§ **Supplied records**:
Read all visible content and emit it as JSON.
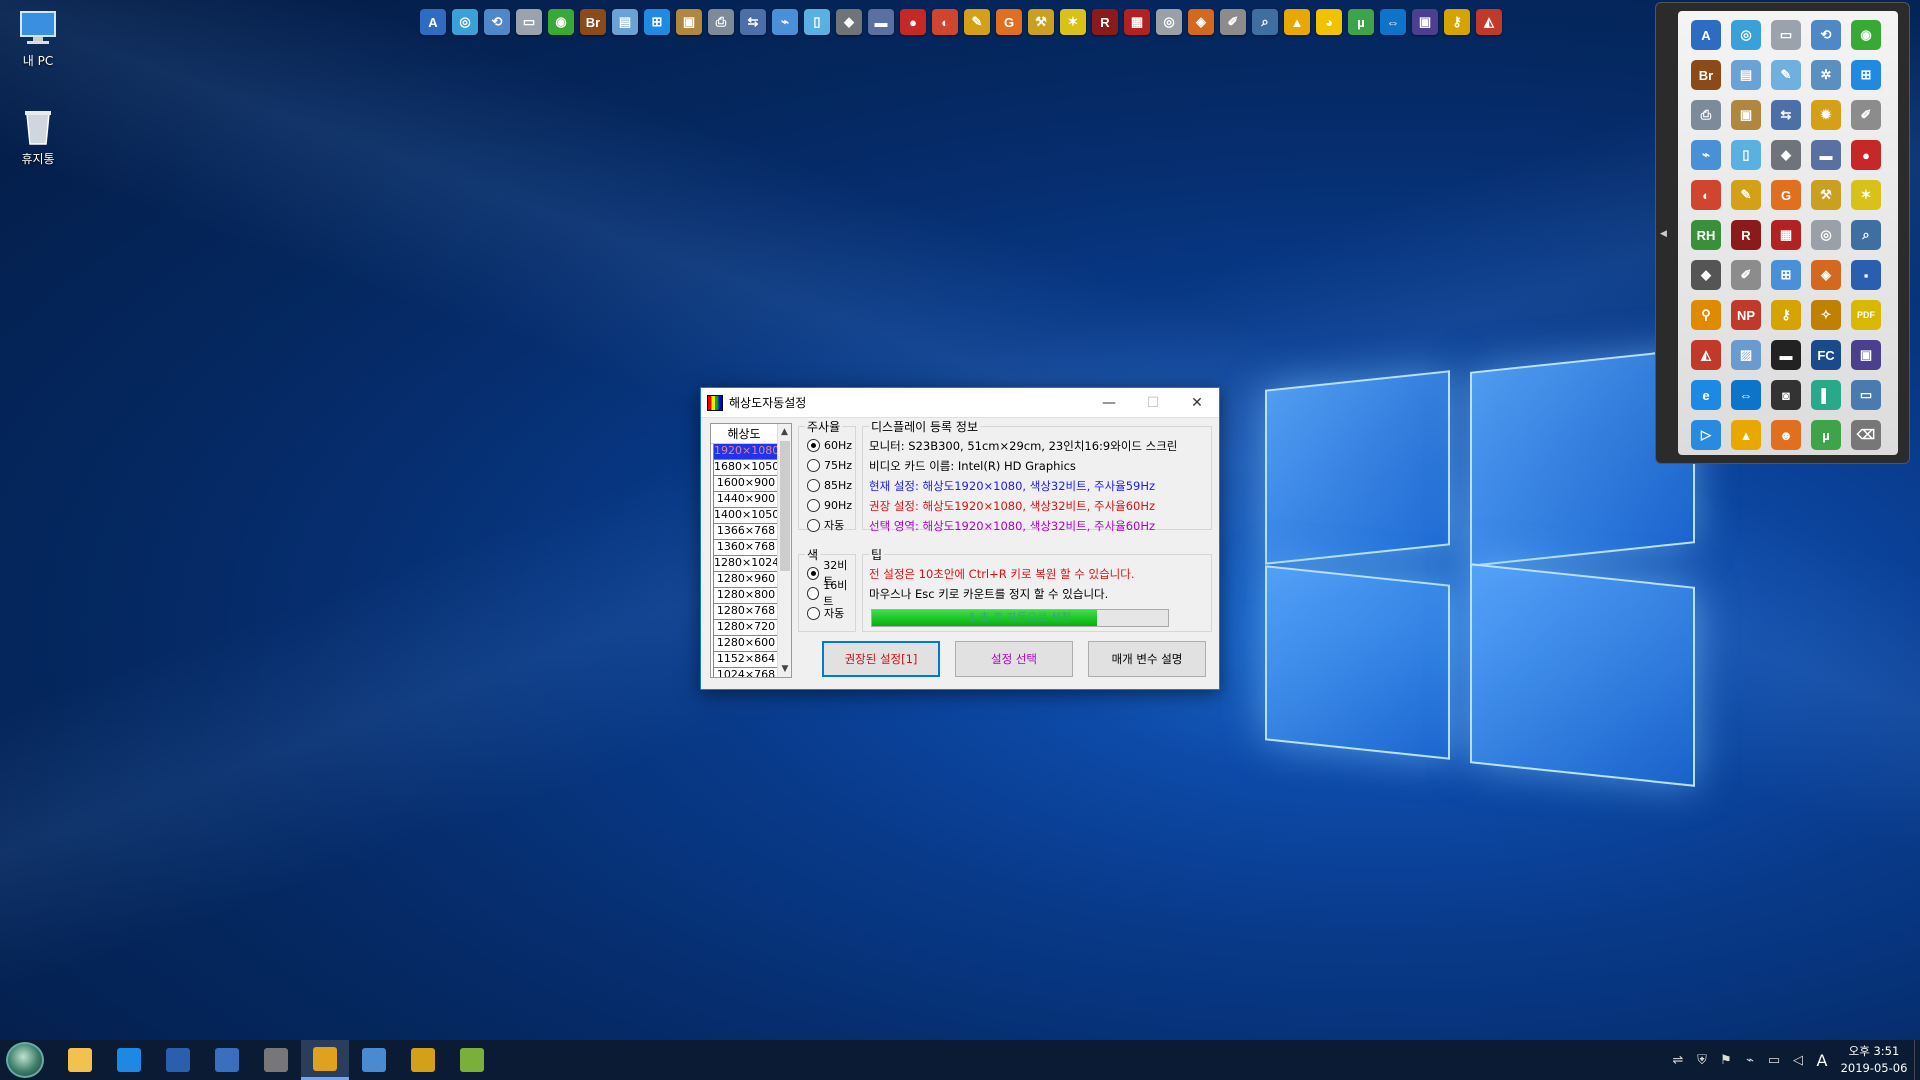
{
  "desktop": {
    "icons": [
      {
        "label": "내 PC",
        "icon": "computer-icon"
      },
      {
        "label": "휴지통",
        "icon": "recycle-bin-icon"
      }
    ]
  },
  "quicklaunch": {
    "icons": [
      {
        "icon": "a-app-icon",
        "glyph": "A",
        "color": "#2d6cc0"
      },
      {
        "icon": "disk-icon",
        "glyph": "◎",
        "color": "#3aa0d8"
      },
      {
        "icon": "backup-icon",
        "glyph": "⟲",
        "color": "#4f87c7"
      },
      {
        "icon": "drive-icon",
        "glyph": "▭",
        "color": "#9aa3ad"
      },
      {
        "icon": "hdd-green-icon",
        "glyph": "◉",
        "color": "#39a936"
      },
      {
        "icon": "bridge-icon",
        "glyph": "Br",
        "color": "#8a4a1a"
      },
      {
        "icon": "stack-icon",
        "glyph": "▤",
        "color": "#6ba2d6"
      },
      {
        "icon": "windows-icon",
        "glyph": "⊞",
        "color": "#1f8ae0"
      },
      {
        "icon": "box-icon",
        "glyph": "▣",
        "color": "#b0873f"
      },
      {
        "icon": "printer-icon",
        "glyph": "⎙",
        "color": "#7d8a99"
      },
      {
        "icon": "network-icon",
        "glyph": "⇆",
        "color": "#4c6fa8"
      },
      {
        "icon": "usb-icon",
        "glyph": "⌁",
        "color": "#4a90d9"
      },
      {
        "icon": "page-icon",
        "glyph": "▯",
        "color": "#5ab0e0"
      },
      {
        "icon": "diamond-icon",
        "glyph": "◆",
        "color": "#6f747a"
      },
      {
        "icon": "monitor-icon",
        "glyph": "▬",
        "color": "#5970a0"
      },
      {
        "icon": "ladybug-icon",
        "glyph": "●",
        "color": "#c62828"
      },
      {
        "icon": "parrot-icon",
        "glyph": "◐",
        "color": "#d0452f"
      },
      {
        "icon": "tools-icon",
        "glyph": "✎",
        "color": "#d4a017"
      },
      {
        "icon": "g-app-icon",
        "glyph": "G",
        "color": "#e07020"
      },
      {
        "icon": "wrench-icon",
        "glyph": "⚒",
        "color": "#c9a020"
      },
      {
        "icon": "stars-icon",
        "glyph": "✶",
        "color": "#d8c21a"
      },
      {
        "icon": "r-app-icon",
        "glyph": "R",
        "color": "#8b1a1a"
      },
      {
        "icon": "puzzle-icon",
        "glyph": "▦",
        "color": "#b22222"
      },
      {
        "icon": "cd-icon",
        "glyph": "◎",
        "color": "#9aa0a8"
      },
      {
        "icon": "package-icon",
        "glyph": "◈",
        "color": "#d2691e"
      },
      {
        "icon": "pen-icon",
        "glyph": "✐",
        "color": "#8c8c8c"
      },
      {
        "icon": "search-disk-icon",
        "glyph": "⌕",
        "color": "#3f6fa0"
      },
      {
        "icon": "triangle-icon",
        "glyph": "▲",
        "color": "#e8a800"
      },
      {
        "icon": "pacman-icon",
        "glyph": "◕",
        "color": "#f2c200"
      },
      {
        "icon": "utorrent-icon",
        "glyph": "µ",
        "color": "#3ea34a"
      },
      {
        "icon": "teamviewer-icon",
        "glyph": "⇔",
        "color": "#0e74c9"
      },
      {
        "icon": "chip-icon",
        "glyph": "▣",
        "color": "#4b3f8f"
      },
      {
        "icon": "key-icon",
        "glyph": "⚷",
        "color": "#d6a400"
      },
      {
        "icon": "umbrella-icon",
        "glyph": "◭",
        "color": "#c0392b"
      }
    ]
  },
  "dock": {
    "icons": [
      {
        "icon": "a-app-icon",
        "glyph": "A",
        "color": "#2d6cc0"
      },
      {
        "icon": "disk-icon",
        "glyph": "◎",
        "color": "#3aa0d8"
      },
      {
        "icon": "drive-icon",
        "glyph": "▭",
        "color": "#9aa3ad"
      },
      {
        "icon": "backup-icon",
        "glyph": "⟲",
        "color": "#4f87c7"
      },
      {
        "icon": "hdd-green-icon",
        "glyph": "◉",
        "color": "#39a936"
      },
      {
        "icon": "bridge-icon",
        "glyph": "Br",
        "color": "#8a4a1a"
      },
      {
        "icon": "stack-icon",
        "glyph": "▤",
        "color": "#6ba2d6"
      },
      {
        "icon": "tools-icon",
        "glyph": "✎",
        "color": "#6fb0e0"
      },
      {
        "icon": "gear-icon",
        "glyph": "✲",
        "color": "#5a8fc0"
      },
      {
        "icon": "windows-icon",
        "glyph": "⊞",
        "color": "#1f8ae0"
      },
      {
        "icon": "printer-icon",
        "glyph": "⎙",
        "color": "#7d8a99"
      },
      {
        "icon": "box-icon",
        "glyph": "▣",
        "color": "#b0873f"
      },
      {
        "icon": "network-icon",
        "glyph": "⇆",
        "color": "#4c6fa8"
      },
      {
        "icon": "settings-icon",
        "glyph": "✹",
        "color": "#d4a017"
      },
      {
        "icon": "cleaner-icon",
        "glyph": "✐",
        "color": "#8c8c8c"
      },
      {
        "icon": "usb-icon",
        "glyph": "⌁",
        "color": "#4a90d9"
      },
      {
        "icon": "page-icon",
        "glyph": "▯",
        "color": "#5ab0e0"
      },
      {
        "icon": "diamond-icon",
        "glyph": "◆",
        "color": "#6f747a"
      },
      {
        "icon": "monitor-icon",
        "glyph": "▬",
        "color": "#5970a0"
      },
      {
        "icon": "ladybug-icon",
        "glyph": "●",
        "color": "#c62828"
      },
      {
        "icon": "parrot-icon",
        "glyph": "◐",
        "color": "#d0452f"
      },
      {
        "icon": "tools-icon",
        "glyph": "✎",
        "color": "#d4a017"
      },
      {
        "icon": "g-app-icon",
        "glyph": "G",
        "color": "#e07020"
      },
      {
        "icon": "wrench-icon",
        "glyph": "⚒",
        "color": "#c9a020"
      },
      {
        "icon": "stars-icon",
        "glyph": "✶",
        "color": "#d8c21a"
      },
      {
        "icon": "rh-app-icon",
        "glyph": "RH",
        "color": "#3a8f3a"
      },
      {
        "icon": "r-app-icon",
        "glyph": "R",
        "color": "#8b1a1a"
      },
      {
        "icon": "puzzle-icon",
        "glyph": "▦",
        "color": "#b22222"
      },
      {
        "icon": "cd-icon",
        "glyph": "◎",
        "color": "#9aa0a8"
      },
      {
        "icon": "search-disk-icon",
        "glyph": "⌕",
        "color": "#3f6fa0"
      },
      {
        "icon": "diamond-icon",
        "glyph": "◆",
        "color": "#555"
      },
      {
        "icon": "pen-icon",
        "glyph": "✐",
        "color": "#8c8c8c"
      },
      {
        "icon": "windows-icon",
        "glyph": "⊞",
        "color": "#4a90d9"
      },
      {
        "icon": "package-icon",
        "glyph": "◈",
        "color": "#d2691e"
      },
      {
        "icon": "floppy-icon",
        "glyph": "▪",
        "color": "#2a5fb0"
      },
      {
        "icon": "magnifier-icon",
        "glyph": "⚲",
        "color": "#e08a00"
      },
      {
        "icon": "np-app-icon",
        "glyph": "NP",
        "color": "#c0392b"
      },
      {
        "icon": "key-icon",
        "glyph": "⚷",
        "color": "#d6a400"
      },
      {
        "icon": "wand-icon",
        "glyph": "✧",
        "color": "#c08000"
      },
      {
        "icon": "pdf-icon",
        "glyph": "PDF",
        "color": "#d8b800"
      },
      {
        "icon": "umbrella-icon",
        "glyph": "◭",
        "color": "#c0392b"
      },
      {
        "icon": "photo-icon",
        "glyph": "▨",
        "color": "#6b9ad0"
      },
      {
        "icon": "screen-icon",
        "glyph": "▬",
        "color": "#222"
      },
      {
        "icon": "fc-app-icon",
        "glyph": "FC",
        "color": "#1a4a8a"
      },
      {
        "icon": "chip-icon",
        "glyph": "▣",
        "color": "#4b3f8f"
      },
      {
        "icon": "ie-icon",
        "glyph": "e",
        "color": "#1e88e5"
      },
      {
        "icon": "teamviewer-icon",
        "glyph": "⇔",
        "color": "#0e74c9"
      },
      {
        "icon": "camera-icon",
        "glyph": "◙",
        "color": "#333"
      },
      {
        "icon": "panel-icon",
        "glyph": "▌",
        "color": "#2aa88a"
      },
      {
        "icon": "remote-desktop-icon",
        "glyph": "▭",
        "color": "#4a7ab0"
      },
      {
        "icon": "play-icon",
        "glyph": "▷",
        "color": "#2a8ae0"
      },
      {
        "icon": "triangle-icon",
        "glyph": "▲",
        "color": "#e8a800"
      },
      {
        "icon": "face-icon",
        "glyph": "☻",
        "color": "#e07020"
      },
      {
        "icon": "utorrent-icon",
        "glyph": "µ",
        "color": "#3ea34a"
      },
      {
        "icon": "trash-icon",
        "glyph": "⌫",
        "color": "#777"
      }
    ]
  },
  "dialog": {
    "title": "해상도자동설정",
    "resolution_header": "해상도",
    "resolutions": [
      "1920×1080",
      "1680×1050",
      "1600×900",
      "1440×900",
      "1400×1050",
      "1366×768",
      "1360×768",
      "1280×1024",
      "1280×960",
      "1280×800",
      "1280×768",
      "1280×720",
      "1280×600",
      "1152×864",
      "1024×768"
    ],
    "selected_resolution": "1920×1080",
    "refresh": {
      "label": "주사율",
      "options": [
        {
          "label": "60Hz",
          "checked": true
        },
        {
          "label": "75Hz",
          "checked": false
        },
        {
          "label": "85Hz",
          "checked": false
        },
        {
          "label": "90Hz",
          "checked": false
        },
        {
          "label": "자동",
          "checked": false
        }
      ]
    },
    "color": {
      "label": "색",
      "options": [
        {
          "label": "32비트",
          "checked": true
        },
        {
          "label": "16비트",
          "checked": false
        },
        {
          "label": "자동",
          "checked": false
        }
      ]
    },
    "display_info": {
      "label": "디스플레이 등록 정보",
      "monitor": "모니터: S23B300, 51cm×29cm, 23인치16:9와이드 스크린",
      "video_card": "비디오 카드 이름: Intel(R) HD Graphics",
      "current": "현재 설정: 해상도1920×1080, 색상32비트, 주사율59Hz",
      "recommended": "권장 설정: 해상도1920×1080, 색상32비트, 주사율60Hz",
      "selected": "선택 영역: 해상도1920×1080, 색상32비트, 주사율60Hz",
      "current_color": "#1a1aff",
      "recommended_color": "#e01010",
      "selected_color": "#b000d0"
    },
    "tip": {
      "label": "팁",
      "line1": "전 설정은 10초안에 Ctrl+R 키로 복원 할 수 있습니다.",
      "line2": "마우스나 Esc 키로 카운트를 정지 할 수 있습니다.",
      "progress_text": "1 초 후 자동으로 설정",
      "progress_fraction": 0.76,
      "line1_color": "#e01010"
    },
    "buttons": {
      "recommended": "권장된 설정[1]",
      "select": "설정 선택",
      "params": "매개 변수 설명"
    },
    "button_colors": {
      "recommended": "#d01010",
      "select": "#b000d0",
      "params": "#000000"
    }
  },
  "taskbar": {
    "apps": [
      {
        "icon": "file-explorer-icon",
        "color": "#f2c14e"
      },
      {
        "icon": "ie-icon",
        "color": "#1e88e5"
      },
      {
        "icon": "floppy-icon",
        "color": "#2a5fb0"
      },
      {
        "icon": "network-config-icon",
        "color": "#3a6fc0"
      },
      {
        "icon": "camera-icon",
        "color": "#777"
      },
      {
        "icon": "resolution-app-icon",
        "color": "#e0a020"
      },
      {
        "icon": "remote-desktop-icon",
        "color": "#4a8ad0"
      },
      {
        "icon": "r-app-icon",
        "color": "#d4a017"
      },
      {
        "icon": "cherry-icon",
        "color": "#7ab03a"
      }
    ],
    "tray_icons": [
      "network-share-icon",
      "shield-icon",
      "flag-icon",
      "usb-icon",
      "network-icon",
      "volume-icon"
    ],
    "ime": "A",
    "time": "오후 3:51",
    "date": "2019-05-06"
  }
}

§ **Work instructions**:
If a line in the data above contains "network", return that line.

§ **Output below**:
        "icon": "network-icon",
        "icon": "network-icon",
        "icon": "network-config-icon",
      "network-share-icon",
      "network-icon",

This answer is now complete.